WORK ORDER
What follows is a set of records. Retype them exactly, leaving out the pictures.

[Collected data entries]
--- START ---
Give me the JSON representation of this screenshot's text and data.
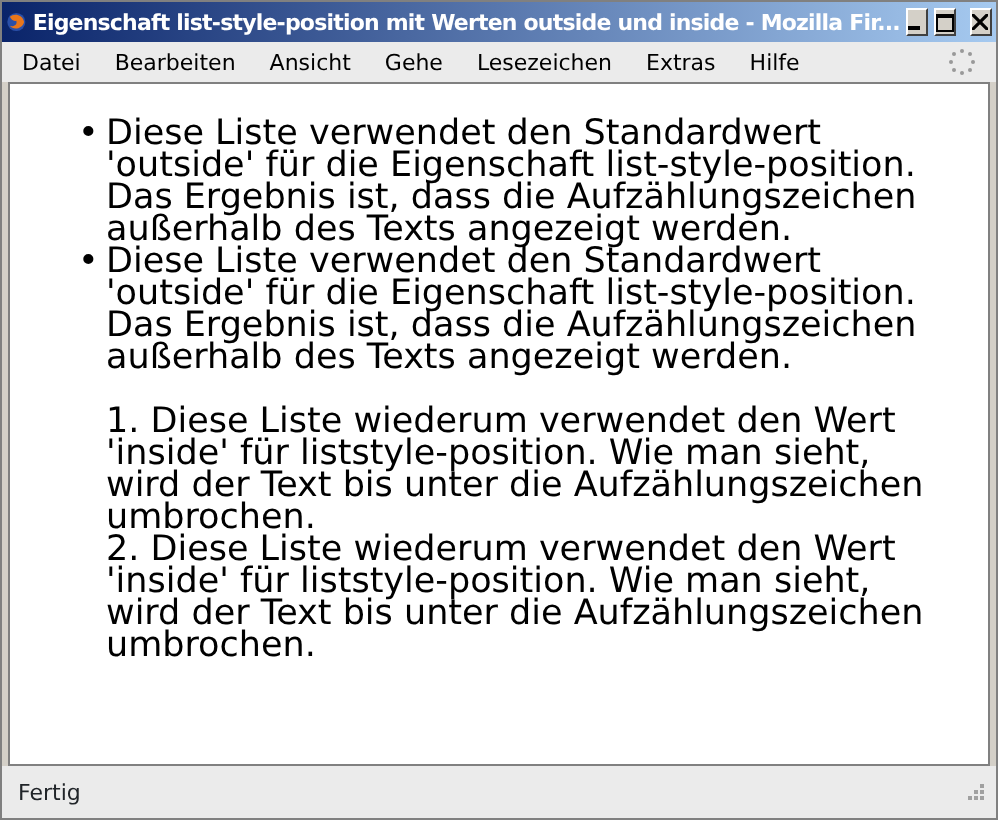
{
  "window": {
    "title": "Eigenschaft list-style-position mit Werten outside und inside - Mozilla Fir..."
  },
  "menu": [
    "Datei",
    "Bearbeiten",
    "Ansicht",
    "Gehe",
    "Lesezeichen",
    "Extras",
    "Hilfe"
  ],
  "lists": [
    {
      "kind": "outside",
      "items": [
        {
          "marker": "•",
          "text": "Diese Liste verwendet den Standardwert 'outside' für die Eigenschaft list-style-position. Das Ergebnis ist, dass die Aufzählungszeichen außerhalb des Texts angezeigt werden."
        },
        {
          "marker": "•",
          "text": "Diese Liste verwendet den Standardwert 'outside' für die Eigenschaft list-style-position. Das Ergebnis ist, dass die Aufzählungszeichen außerhalb des Texts angezeigt werden."
        }
      ]
    },
    {
      "kind": "inside",
      "items": [
        {
          "marker": "1.",
          "text": "Diese Liste wiederum verwendet den Wert 'inside' für liststyle-position. Wie man sieht, wird der Text bis unter die Aufzählungszeichen umbrochen."
        },
        {
          "marker": "2.",
          "text": "Diese Liste wiederum verwendet den Wert 'inside' für liststyle-position. Wie man sieht, wird der Text bis unter die Aufzählungszeichen umbrochen."
        }
      ]
    }
  ],
  "status_bar": {
    "text": "Fertig"
  }
}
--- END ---
WORKED SOLUTION
Give me the JSON representation of this screenshot's text and data.
{
  "window": {
    "title": "Eigenschaft list-style-position mit Werten outside und inside - Mozilla Fir..."
  },
  "menu": [
    "Datei",
    "Bearbeiten",
    "Ansicht",
    "Gehe",
    "Lesezeichen",
    "Extras",
    "Hilfe"
  ],
  "lists": [
    {
      "kind": "outside",
      "items": [
        {
          "marker": "•",
          "text": "Diese Liste verwendet den Standardwert 'outside' für die Eigenschaft list-style-position. Das Ergebnis ist, dass die Aufzählungszeichen außerhalb des Texts angezeigt werden."
        },
        {
          "marker": "•",
          "text": "Diese Liste verwendet den Standardwert 'outside' für die Eigenschaft list-style-position. Das Ergebnis ist, dass die Aufzählungszeichen außerhalb des Texts angezeigt werden."
        }
      ]
    },
    {
      "kind": "inside",
      "items": [
        {
          "marker": "1.",
          "text": "Diese Liste wiederum verwendet den Wert 'inside' für liststyle-position. Wie man sieht, wird der Text bis unter die Aufzählungszeichen umbrochen."
        },
        {
          "marker": "2.",
          "text": "Diese Liste wiederum verwendet den Wert 'inside' für liststyle-position. Wie man sieht, wird der Text bis unter die Aufzählungszeichen umbrochen."
        }
      ]
    }
  ],
  "status_bar": {
    "text": "Fertig"
  }
}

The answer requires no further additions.